Sunday, October 25, 2015

Jenny Sticks and Onion Starters

Jenny cut down a lot of saplings in the woods around the Garden at Montaluce to use for "projects." I called us outlaw gardeners, and these sticks were our ticket to whatever structures we imagined for our two acres of weeds in the North Georgia mountains. Jenny justified cutting down the saplings by explaining that they would never get the opportunity to grow beyond a certain size because the bigger trees would, essentially, choke them out.
Jenny Sticks and other foraged supplies.
We called her crazy Jenny, and her collection of saplings and branches, Jenny sticks.

Jenny was a brave woman with clear foresight, but she lacked confidence in her gardening abilities. I remember coming to work in the morning, a bag of onion starters in my back pocket, ready to get them in the ground so we could harvest in the fall, and then spending over an hour debating whether or not we would be able to properly protect the onions with the soil on the top of the hill where we intended to plant them.

Would it be loamy enough? Loamy soil will easily crumble in your hand, unlike clay, which makes up the majority of the earth in Georgia. You can find loam where trees have fallen in the woods and broken down. It's dark, moist, and it smells like soil should smell. Would our clay soil be able to remain well drained with the right additives? Would we be able to amend the clay enough so that it would allow the tiny onion starters room to expand and grow? Anything could upset the onions during their tenure in the garden, we read....admittedly on the internet.

Eventually, as was the case with most of these planning sessions, I would take a deep breath, stop trying to make sense of the diagrams, and start heading for the garden, ignoring Jenny's incessant desire to be "ready." There's no sense in waiting until I'm sure nothing can go wrong. I will never be absolutely certain that nothing will go wrong.

I can, however, be 100% certain that something will, most certainly, go terribly wrong, and I am.

That first patch of onions we planted didn't have a chance. We were way off on our additives, and the starters ended up growing decent green onions but nothing more. It was no matter. We didn't plant all of the starters there. A few weeks later we started a different crop mixed in with our garlic on a sloping area of the acreage that Jenny had used the sticks to terrace. The terracing allowed us to add enough to the soil to give the onions and garlic room to grow, and in the end we filled a room with onions and garlic after we harvested.

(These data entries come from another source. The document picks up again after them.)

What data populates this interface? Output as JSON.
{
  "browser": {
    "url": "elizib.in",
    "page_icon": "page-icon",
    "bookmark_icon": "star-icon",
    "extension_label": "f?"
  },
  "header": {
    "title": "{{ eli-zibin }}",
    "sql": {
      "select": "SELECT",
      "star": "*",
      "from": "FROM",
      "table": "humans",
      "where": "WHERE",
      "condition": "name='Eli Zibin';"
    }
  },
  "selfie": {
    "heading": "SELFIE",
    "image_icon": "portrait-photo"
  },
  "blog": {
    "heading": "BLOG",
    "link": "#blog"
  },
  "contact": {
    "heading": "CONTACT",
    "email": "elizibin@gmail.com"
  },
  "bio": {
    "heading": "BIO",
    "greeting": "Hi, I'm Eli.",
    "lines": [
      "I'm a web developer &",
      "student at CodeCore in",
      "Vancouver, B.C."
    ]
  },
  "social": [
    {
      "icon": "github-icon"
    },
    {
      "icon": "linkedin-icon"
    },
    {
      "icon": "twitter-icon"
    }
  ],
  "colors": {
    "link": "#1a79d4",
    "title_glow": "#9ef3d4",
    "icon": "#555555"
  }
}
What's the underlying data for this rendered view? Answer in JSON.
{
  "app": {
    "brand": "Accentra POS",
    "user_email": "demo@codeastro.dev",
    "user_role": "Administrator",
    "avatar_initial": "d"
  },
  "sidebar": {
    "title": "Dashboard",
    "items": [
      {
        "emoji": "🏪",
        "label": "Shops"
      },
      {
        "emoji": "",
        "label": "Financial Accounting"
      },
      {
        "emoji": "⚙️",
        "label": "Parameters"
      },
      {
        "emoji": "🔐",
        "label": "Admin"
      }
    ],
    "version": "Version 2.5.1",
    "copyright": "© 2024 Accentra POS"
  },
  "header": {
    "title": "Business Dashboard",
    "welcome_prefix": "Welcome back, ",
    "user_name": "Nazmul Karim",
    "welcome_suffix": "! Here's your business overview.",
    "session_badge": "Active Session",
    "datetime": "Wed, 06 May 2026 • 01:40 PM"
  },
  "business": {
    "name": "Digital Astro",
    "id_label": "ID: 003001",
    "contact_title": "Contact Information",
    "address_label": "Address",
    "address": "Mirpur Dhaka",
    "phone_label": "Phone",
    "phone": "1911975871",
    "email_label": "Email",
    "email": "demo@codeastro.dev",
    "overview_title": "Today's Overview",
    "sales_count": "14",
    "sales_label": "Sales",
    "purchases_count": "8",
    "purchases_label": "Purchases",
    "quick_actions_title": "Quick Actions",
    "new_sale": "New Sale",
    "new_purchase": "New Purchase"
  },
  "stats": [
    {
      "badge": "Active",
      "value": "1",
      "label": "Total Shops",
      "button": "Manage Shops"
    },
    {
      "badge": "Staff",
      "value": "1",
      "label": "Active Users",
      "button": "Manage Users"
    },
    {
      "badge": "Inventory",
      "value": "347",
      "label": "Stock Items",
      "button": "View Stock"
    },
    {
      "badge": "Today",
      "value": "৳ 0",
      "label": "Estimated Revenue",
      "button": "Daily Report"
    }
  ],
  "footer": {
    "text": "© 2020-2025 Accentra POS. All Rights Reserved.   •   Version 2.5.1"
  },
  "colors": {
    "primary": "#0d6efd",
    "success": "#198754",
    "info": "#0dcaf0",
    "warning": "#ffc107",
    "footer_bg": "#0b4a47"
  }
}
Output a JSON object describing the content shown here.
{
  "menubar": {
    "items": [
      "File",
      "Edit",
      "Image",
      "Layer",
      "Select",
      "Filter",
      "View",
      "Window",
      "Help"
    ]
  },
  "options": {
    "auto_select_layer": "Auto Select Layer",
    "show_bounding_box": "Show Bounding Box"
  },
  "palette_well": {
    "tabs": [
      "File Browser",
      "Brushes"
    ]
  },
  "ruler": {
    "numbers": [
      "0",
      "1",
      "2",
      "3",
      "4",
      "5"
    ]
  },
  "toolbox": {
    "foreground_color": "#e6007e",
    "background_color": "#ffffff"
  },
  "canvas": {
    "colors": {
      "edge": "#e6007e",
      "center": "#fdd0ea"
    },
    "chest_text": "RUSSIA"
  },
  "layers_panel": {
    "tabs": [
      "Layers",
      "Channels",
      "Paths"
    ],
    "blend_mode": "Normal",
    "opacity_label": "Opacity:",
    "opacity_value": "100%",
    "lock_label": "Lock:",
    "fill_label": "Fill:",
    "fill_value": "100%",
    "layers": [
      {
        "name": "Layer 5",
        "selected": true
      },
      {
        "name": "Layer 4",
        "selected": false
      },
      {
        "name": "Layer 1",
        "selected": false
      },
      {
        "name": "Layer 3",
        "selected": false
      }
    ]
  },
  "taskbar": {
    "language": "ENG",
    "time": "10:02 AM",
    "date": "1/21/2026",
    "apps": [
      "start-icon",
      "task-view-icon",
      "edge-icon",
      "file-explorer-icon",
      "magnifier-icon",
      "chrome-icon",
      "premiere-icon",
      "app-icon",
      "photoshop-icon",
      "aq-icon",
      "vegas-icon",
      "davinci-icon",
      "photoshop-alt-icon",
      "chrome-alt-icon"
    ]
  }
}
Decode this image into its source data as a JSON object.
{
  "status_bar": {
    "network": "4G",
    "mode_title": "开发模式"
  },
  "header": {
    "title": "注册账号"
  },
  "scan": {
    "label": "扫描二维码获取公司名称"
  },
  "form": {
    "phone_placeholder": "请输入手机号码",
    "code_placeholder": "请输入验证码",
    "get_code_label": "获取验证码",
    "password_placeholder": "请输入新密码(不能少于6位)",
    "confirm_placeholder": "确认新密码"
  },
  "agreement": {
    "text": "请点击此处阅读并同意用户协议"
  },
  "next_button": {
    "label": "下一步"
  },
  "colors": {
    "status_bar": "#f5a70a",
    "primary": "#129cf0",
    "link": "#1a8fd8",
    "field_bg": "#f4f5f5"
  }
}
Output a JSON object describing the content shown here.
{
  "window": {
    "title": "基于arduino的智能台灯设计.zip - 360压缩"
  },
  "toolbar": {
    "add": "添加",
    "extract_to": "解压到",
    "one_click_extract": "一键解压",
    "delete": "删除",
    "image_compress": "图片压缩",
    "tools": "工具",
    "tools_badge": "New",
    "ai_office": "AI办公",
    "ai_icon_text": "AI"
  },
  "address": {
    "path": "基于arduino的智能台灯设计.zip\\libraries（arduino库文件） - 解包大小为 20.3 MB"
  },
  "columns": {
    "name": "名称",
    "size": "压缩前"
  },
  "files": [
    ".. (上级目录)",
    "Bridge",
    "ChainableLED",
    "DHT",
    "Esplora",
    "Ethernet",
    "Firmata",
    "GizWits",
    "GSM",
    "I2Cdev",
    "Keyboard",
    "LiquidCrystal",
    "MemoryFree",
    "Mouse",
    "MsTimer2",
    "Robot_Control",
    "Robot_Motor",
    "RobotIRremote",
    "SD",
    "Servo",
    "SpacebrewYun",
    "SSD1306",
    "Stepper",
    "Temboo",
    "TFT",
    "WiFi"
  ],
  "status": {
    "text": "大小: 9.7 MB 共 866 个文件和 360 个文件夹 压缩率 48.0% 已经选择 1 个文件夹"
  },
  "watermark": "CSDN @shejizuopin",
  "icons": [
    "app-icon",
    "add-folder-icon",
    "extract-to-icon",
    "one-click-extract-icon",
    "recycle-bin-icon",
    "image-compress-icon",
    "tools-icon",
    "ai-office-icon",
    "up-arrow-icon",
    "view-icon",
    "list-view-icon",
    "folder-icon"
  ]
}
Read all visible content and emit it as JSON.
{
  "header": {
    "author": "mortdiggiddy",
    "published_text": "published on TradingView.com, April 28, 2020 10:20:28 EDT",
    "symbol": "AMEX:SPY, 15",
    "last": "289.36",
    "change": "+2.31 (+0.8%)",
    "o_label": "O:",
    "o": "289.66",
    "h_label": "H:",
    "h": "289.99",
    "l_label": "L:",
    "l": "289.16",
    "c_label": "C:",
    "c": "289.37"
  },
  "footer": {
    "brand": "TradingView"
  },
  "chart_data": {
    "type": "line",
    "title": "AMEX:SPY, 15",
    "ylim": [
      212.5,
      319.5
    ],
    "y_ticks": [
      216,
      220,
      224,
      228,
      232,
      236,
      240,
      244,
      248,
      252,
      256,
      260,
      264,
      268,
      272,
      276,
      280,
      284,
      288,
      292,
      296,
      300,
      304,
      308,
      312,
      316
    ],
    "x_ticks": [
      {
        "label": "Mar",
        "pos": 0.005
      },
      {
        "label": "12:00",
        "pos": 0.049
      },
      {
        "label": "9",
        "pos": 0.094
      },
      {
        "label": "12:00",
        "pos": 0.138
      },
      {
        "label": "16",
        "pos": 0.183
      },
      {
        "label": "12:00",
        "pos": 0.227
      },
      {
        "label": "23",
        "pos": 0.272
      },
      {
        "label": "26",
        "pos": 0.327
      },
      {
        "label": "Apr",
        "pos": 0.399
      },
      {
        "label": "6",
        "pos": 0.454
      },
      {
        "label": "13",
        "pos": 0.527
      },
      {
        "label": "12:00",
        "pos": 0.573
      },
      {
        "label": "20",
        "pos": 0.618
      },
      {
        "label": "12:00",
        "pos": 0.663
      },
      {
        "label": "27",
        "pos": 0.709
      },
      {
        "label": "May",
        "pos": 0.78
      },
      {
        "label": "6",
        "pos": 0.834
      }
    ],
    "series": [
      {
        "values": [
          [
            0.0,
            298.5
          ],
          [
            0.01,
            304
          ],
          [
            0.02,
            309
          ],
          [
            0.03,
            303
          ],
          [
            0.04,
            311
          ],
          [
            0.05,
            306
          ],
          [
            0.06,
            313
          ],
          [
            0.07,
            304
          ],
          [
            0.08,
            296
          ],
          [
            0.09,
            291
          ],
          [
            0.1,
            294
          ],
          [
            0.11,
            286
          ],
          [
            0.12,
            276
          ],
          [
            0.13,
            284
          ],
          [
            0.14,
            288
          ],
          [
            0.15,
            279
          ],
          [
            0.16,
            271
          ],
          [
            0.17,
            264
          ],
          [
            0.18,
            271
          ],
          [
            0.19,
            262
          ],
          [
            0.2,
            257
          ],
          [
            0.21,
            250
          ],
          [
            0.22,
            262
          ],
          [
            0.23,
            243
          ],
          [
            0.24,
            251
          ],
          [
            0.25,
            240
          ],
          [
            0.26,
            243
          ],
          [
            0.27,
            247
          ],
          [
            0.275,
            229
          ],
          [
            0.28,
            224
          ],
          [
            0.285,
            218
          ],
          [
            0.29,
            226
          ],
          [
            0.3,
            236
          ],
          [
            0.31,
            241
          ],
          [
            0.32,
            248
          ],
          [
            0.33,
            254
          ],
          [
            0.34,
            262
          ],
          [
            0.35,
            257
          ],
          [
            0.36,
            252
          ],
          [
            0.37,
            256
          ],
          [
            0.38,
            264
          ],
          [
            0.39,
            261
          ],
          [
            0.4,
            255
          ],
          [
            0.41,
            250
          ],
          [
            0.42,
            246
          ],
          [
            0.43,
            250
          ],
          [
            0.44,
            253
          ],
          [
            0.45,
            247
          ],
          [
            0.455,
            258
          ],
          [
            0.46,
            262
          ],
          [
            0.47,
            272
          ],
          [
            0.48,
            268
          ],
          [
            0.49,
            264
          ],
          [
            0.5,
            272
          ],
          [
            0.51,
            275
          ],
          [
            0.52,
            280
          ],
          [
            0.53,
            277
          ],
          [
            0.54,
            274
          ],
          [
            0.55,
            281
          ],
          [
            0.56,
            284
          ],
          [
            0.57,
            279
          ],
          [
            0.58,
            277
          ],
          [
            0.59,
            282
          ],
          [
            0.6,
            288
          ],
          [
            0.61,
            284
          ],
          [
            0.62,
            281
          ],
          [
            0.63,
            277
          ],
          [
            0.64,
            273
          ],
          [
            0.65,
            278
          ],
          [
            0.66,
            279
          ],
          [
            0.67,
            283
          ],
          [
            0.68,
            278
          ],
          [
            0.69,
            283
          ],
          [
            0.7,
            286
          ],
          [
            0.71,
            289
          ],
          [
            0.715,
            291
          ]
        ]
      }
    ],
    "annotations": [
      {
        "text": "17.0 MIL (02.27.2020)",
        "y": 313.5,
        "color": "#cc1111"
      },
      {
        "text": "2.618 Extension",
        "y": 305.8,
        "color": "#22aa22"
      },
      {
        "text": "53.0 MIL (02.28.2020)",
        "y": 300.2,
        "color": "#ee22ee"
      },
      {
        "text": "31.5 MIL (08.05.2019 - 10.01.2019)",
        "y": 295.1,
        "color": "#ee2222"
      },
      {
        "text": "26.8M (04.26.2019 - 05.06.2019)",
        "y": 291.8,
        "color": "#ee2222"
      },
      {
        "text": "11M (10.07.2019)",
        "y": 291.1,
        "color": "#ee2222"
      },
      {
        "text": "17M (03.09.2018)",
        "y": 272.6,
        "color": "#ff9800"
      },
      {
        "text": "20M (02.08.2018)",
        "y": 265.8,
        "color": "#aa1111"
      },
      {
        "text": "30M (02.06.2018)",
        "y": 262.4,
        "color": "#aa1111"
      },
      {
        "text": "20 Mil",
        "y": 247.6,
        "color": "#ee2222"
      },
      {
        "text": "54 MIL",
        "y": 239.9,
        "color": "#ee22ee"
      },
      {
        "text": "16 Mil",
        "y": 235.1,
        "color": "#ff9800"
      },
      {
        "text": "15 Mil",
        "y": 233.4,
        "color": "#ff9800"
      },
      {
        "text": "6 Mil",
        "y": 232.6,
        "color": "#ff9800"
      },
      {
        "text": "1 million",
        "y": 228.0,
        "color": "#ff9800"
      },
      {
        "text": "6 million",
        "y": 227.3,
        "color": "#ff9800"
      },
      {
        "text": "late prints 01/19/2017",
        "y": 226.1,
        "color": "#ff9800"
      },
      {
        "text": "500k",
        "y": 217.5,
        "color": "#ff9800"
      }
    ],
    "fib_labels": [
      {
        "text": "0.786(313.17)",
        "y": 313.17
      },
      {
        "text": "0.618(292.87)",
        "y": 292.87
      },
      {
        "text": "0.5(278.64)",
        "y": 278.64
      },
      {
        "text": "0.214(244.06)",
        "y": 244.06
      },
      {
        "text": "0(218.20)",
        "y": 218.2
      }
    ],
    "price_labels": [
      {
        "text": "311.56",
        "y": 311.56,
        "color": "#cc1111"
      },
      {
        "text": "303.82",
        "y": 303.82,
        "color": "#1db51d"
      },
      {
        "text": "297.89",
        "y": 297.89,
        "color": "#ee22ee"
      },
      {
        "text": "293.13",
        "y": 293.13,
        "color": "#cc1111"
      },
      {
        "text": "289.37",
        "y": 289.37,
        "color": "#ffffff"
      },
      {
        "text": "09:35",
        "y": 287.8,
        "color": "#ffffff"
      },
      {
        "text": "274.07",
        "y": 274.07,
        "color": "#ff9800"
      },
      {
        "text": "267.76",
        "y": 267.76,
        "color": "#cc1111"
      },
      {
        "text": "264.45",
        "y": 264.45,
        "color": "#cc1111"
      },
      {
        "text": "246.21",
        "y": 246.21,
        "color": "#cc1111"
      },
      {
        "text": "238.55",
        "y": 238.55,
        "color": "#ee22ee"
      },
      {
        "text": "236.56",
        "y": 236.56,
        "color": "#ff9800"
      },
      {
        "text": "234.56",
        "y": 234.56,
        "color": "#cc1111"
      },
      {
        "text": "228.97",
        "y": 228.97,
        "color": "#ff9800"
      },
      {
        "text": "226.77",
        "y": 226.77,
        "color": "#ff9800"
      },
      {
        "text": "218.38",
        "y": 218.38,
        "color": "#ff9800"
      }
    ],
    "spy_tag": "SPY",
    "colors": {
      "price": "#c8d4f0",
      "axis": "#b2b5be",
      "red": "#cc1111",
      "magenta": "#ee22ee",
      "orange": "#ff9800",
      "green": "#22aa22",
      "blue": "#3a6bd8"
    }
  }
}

People talk a lot about their inability to start a project or make a life change because they aren't ready; I hear myself talking about being ready, about waiting until I'm fully prepared to take the next step, but I find the longer I wait, the more time I spend on the couch feeling sorry for myself, drowning in my depression because I'm not even really trying to swim.
The Garden a half a year later. The fruits of our risk.

So I try to keep moving. The world isn't going to stop turning for me to make sure I have all my ducks in a row. It's spinning pretty fast, actually, and we are all in a constant state of controlled falling. So, I put my seeds in the ground and take what I get.

Be faithful to your work, and be faithful to yourself, and with each misstep, you'll move closer to getting it.......right?

But don't expect to ever get know...just completely and totally right. In fact, now might be a good time to try to let go of the idea that there is such a thing.

No comments: